Americans Elect, the group that is pushing to get a bipartisan, "radical centrist" third-choice ticket on the presidential ballot next fall via an online convention, just held a call with reporters to trumpet that it has obtained ballot access in California, with 1.62 million signatures. This puts the group well on its way to getting access in all 50 states, which, its leaders declared, means the political world better start taking it seriously.
"This is a significant step in the journey," said Elliot Ackerman, the group's chief operating officer and the son of Peter Ackerman, the leveraged-buyout titan who founded the organization*. "The idea that this can't be done -- if you look at the data, it's false."
But even as Americans Elect is asking that the punditocracy look its way, it is also keeping anyone from looking too closely. In response to questions from Politico's Ken Vogel and yours truly, the group's leaders said over and over that they had no intention of releasing the names of all 50 of the major donors who gave at least $100,000 each to the group, providing the bulk of the $30 million it needed to obtain the ballot access.
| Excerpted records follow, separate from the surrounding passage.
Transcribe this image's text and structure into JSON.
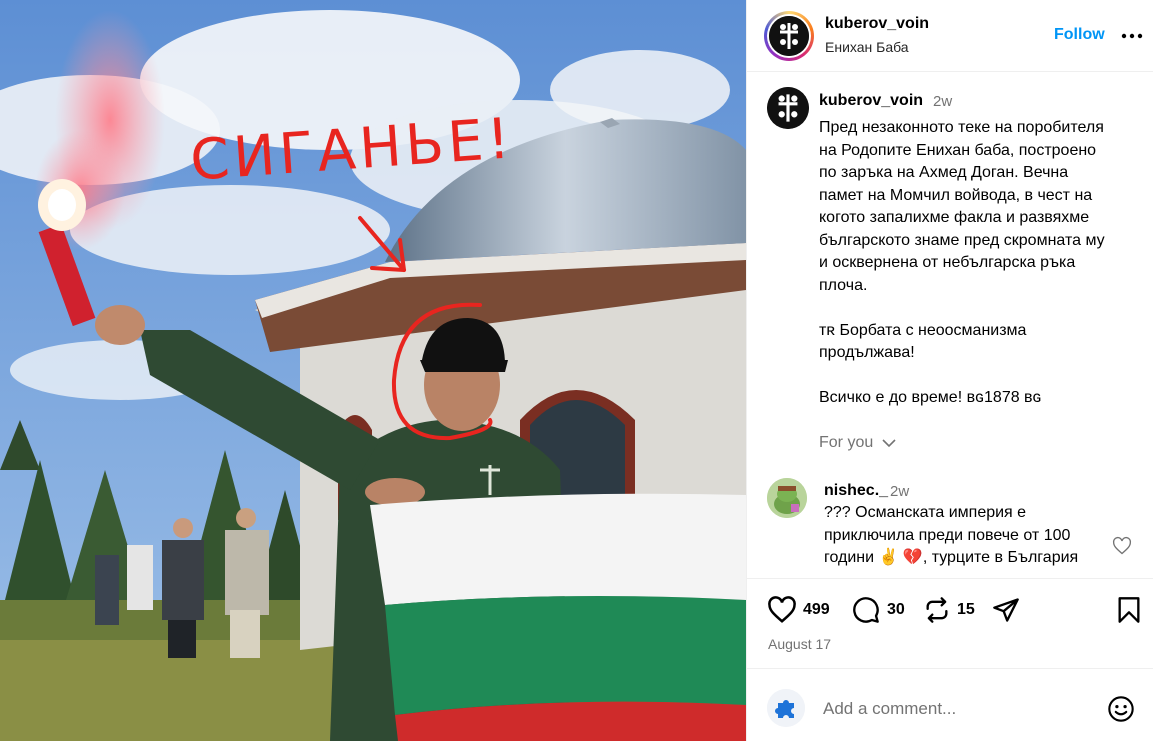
{
  "photo": {
    "overlay_text": "СИГАНЬЕ!"
  },
  "header": {
    "username": "kuberov_voin",
    "location": "Енихан Баба",
    "follow_label": "Follow"
  },
  "post": {
    "username": "kuberov_voin",
    "time": "2w",
    "caption_para1": "Пред незаконното теке на поробителя\nна Родопите Енихан баба, построено\nпо заръка на Ахмед Доган. Вечна\nпамет на Момчил войвода, в чест на\nкогото запалихме факла и развяхме\nбългарското знаме пред скромната му\nи осквернена от небългарска ръка\nплоча.",
    "caption_para2": "ᴛʀ Борбата с неоосманизма\nпродължава!",
    "caption_para3": "Всичко е до време! ʙɢ1878 ʙɢ",
    "for_you_label": "For you"
  },
  "comment": {
    "username": "nishec._",
    "time": "2w",
    "text": "??? Османската империя е\nприключила преди повече от 100\nгодини ✌️ 💔, турците в България"
  },
  "actions": {
    "likes": "499",
    "comments": "30",
    "reposts": "15",
    "date": "August 17"
  },
  "add_comment": {
    "placeholder": "Add a comment..."
  },
  "icons": {
    "like": "heart-icon",
    "comment": "comment-icon",
    "repost": "repost-icon",
    "share": "share-icon",
    "save": "bookmark-icon",
    "more": "more-dots-icon",
    "emoji": "emoji-icon"
  },
  "colors": {
    "follow": "#0095f6",
    "secondary_text": "#737373",
    "annotation_red": "#e8251f"
  }
}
The group's 501c(4) status does not require it to disclose its donors, they noted. There is no risk of a quid pro quo, they said, between the donors and candidates because the donors are only paying for the creation of a new nominating process, not supporting specific candidates. And while some donors have come forward, they said, many others gave only on the condition that they would not be identified because they feared being vilified for giving to Americans Elect.
"These individuals are prominent in public life, folks who are deeply concerned about the state of American politics and the dysfunction playing out right now," said Elliot Ackerman, who served five tours in Afghanistan and Iraq with the Marine Corps. "The effort couldn't have been started if those people weren't able to come out in their own due time."
Well, Vogel asked, if the donors are so worried about retribution, why should we expect them to ever self-disclose? "Because we'll elect a president," said Darry Sragow, a "senior advisor" to the group, "and they'll be proud of what they did and they'll reveal their names." In other words, don't expect to know who was behind this effort until its work is done.
The group's leaders also said they had tweaked the nominating rules in a way that addresses a criticism from Barack Obama's reelection team, that the group's candidate screening committee would keep the process from being as grass-roots as it claims. ("Uber-democracy meets backroom bosses," was how David Axelrod described it.) Under the revised rules, there will still be two separate tracks for people to put themselves forward: one for those who hold or held major elected office in the past or are the heads of big corporations, nonprofits or labor unions, who will be deemed automatically eligible to run; and another for people who do not meed this threshold and will have to obtain signatures backing their candidacy. Under the initial rules, though, people in this second group needed at least 10,000 signatures in 10 different states; under the new rules, the total signature requirement has been cut to 50,000, and the candidates have more time to obtain them.
The group calls the requirement for this second group its "Lady Gaga rule" -- a way to ensure that there are at least some hurdles in place for an oddball celebrity candidate to clear. But this rule only reaches so far: one reporter asked whether Donald Trump would automatically qualify without the signatures, and the group's leaders conceded that yes, he probably would, as the head of a major corporation.
So think on it, The Donald. There's a ballot line waiting for you, paid for by rich people other than yourself, identities unknown.
*Post was edited slightly to remove a reference to Peter Ackerman as a billionaire, which Americans Elect says he is not.